*** DATA RECORDS Section Begins ***
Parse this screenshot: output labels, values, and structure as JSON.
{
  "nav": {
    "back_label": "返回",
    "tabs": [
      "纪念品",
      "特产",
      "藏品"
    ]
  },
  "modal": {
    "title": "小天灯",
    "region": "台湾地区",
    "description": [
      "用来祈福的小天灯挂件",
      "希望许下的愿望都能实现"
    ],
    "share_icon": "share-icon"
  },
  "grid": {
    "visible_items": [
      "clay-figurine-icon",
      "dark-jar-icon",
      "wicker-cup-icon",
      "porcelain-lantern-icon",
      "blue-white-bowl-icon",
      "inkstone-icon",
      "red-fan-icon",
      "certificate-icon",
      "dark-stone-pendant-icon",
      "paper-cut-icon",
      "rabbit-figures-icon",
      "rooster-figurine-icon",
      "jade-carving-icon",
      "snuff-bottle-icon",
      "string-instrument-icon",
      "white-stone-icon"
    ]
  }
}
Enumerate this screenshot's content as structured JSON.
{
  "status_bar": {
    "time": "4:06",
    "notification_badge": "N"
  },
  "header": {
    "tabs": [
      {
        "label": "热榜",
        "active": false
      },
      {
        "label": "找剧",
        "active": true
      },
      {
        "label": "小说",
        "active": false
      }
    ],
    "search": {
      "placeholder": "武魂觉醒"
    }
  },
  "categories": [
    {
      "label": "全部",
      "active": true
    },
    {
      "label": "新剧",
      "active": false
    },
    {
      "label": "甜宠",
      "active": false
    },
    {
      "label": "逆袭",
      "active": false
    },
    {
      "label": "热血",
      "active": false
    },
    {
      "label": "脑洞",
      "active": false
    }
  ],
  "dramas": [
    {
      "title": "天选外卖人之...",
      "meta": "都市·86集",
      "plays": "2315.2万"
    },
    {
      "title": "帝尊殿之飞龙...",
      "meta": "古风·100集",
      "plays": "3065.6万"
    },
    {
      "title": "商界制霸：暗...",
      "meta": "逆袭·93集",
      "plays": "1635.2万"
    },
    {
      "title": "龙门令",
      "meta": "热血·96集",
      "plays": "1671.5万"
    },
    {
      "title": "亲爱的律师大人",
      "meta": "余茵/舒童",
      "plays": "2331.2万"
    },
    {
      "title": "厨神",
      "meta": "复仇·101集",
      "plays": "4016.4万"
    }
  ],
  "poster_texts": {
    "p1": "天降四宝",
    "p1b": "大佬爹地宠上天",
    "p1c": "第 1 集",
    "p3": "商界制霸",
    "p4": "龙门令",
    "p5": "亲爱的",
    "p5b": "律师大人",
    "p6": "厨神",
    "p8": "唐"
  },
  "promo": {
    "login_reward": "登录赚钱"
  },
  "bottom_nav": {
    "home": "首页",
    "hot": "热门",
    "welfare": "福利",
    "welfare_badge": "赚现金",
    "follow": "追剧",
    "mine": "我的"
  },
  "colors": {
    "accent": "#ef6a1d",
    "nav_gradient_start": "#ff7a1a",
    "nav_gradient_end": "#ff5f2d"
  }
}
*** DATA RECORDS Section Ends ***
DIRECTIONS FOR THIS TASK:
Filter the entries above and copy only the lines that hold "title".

ANSWER TO THIS EXERCISE:
    "title": "小天灯",
      "title": "天选外卖人之...",
      "title": "帝尊殿之飞龙...",
      "title": "商界制霸：暗...",
      "title": "龙门令",
      "title": "亲爱的律师大人",
      "title": "厨神",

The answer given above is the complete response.